Coronavirus: TV and film sectors ‘need government help’
Independent drama production in Wales will be unable to restart after the pandemic without UK government support, industry leaders have said.
Bad Wolf Studios in Cardiff, which produced His Dark Materials, said resuming would be expensive, with questions over the affordability of insurance.
The firm said “it’s going to be tough”.
The UK government said it was “working closely” with the film and TV industry to address concerns about insurance.
The Welsh Government said it was “committed to doing everything possible” to support the sector.
Bad Wolf was in the middle of filming the last episode of the second series of His Dark Materials when lockdown struck.
“It was a real shock.
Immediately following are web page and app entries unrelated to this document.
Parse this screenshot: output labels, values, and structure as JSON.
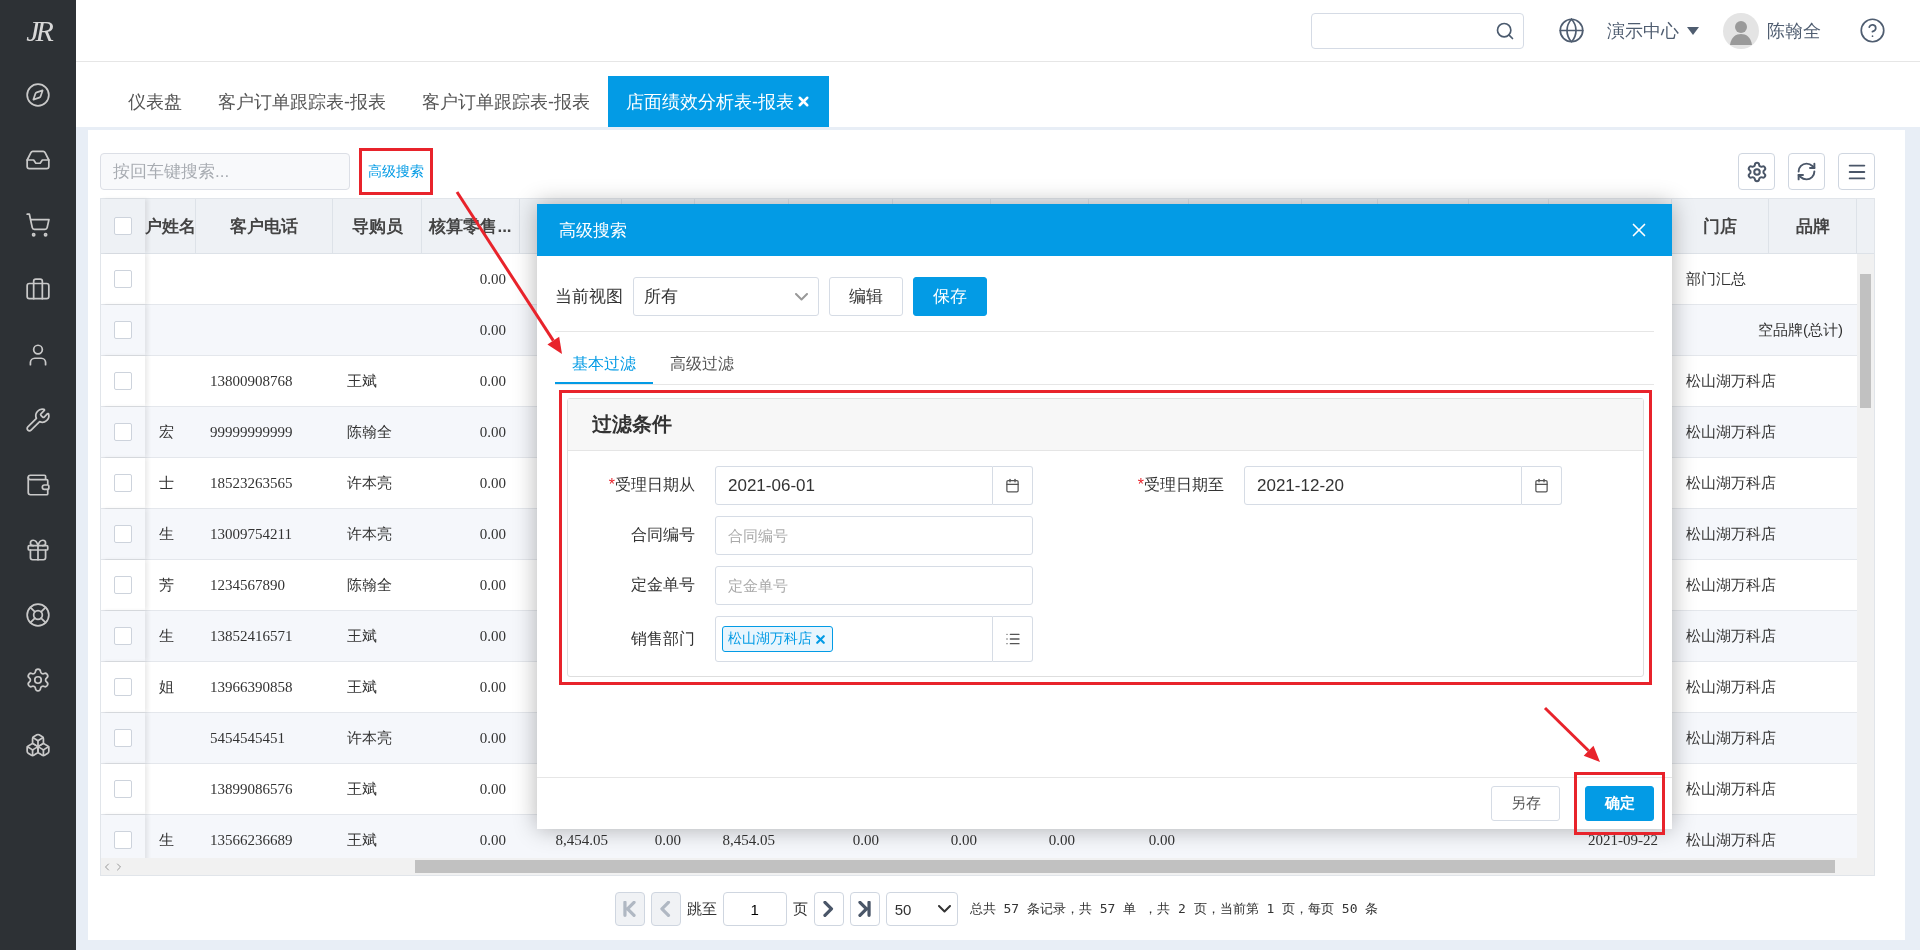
{
  "sidebar": {
    "logo": "JR"
  },
  "header": {
    "region_menu": "演示中心",
    "user_name": "陈翰全"
  },
  "tabs": [
    {
      "label": "仪表盘",
      "selected": false,
      "closable": false
    },
    {
      "label": "客户订单跟踪表-报表",
      "selected": false,
      "closable": false
    },
    {
      "label": "客户订单跟踪表-报表",
      "selected": false,
      "closable": false
    },
    {
      "label": "店面绩效分析表-报表",
      "selected": true,
      "closable": true
    }
  ],
  "toolbar": {
    "search_placeholder": "按回车键搜索...",
    "advanced_search": {
      "label": "高级搜索",
      "highlighted": true
    }
  },
  "table": {
    "select_all_checked": false,
    "columns": [
      "户姓名",
      "客户电话",
      "导购员",
      "核算零售...",
      "门店",
      "品牌"
    ],
    "rows": [
      {
        "checked": false,
        "cells": {
          "retail": "0.00",
          "store": "部门汇总"
        }
      },
      {
        "checked": false,
        "cells": {
          "retail": "0.00",
          "brand": "空品牌(总计)"
        }
      },
      {
        "checked": false,
        "cells": {
          "phone": "13800908768",
          "guide": "王斌",
          "retail": "0.00",
          "store": "松山湖万科店"
        }
      },
      {
        "checked": false,
        "cells": {
          "customer_name": "宏",
          "phone": "99999999999",
          "guide": "陈翰全",
          "retail": "0.00",
          "store": "松山湖万科店"
        }
      },
      {
        "checked": false,
        "cells": {
          "customer_name": "士",
          "phone": "18523263565",
          "guide": "许本亮",
          "retail": "0.00",
          "store": "松山湖万科店"
        }
      },
      {
        "checked": false,
        "cells": {
          "customer_name": "生",
          "phone": "13009754211",
          "guide": "许本亮",
          "retail": "0.00",
          "store": "松山湖万科店"
        }
      },
      {
        "checked": false,
        "cells": {
          "customer_name": "芳",
          "phone": "1234567890",
          "guide": "陈翰全",
          "retail": "0.00",
          "store": "松山湖万科店"
        }
      },
      {
        "checked": false,
        "cells": {
          "customer_name": "生",
          "phone": "13852416571",
          "guide": "王斌",
          "retail": "0.00",
          "store": "松山湖万科店"
        }
      },
      {
        "checked": false,
        "cells": {
          "customer_name": "姐",
          "phone": "13966390858",
          "guide": "王斌",
          "retail": "0.00",
          "store": "松山湖万科店"
        }
      },
      {
        "checked": false,
        "cells": {
          "phone": "5454545451",
          "guide": "许本亮",
          "retail": "0.00",
          "store": "松山湖万科店"
        }
      },
      {
        "checked": false,
        "cells": {
          "phone": "13899086576",
          "guide": "王斌",
          "retail": "0.00",
          "store": "松山湖万科店"
        }
      },
      {
        "checked": false,
        "cells": {
          "customer_name": "生",
          "phone": "13566236689",
          "guide": "王斌",
          "retail": "0.00",
          "column_6": "8,454.05",
          "column_7": "0.00",
          "column_8": "8,454.05",
          "column_9": "0.00",
          "column_10": "0.00",
          "column_11": "0.00",
          "column_12": "0.00",
          "column_17": "2021-09-22",
          "store": "松山湖万科店"
        }
      }
    ]
  },
  "pagination": {
    "nav_before": [
      {
        "kind": "first",
        "disabled": true
      },
      {
        "kind": "prev",
        "disabled": true
      }
    ],
    "jump_label": "跳至",
    "page_input": "1",
    "page_suffix": "页",
    "nav_after": [
      {
        "kind": "next",
        "disabled": false
      },
      {
        "kind": "last",
        "disabled": false
      }
    ],
    "page_size": "50",
    "summary": "总共 57 条记录，共 57 单 ，共 2 页，当前第 1 页，每页 50 条"
  },
  "dialog": {
    "title": "高级搜索",
    "view_label": "当前视图",
    "view_value": "所有",
    "edit_button": "编辑",
    "save_button": "保存",
    "tabs": [
      {
        "label": "基本过滤",
        "selected": true
      },
      {
        "label": "高级过滤",
        "selected": false
      }
    ],
    "panel_title": "过滤条件",
    "panel_highlighted": true,
    "rows": [
      {
        "fields": [
          {
            "kind": "date",
            "label": "受理日期从",
            "required_mark": "*",
            "value": "2021-06-01"
          },
          {
            "kind": "date",
            "label": "受理日期至",
            "required_mark": "*",
            "value": "2021-12-20"
          }
        ]
      },
      {
        "fields": [
          {
            "kind": "text",
            "label": "合同编号",
            "placeholder": "合同编号"
          }
        ]
      },
      {
        "fields": [
          {
            "kind": "text",
            "label": "定金单号",
            "placeholder": "定金单号"
          }
        ]
      },
      {
        "fields": [
          {
            "kind": "tags",
            "label": "销售部门",
            "tags": [
              "松山湖万科店"
            ]
          }
        ]
      }
    ],
    "footer_buttons": [
      {
        "label": "另存",
        "kind": "secondary",
        "highlighted": false
      },
      {
        "label": "确定",
        "kind": "primary",
        "highlighted": true
      }
    ]
  }
}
It got to a situation where due to social distancing we couldn’t carry on filming,” said Natasha Hale, Bad Wolf’s chief operating officer.
“We were kind of forced into that decision we had to keep our crew safe, and our cast safe. We had to stop filming, which was hugely, hugely disappointing for everybody, and extremely costly.”
She said the company were able to furlough half of the 150 freelancers working on the show, but the other half were given their notice.
“It was a huge blow,” she said.
Bad Wolf is aiming to restart filming with series three of A Discovery of Witches in September, with health and safety being the top priority, but accommodating social distancing will not come cheap.
However, the biggest concern for Bad Wolf and other independent companies is insurance to protect them from another lockdown.
Ms Hale added: “If we have to stop production or if we have to leave the production totally, there is no insurance and who is going to take responsibility for that? We don’t know yet.
“I think really the government are going to have to do something because I’m not sure how productions are really going to get back on their feet without some kind of support on the lack of insurance.”
Teledwyr Annibynnol Cymru (TAC), a body which represents independent television companies in Wales, said the extra cost of implementing safety procedures would fall on small, independent companies.
Chief executive, Luned Whelan said: “As guidelines are put in place for safety on set there will be additional costs and those costs are going to be considerable and they’re going to fall on the producer.”
Simon Curtis from Equity, the trade union for performers and creative practitioners, said most of its members “would love to be back at work” but the biggest difficulty was “making sure that it’s safe to return”.
On the set of Pobol y Cwm, the BBC’s longest-running TV soap, discussions are ongoing about how to return to filming.
The series’ producer, Nest Gwenllian Roberts, wants production to restart as quickly as restrictions allow, but accepts recreating the intimacy of drama will be challenging.
“A soap is births, deaths and marriages and we’re still striving to achieve all that within the Covid restrictions and by keeping social distance,” she said.
A set of guidelines have been drawn up by broadcasters and Pact, the media trade association, in order to help production companies get back on set.
These include keeping everyone two metres apart, cast members applying their own make-up, equipment being sanitised between uses and reducing the number of people on set.
Mr Curtis said for some production companies, particularly in Wales, the cost of putting these measures in place may be prohibitive.
“It’s an area that the [Welsh] government has already heavily invested in, but it does bring a huge amount of return to Wales.
“So, a relatively small amount of investment now will see return in the future… I think that’s the argument we have to make”, he said.
How much money do creative industries make in Wales?
The creative industries as a whole is one of the fastest-growing sectors of the economy, according to the Welsh Government.
It has an annual turnover of more than £2.2bn and employs more than 56,000 people – an increase of 40% from 10 years ago.
The Welsh Government said its Creative Wales unit had been working with the film and TV sector during these “uncertain times”.
It said it had recently offered £300,000 development funding so “good projects can continue to be developed whilst there is a hiatus in production”.
“We have established a screen recovery group to discuss the challenges the sector is facing and we will continue to speak to the sector as the guidance is developed,” a spokesman added.
“We are committed to doing everything possible to support the resilience, creativity and partnership which is being shown by the sector.”
A spokesman from the UK government’s Department of Sport, Media and Culture said: “We are working closely with the screen sector to understand the full extent of concerns about insurance and explore ways they can be effectively addressed.”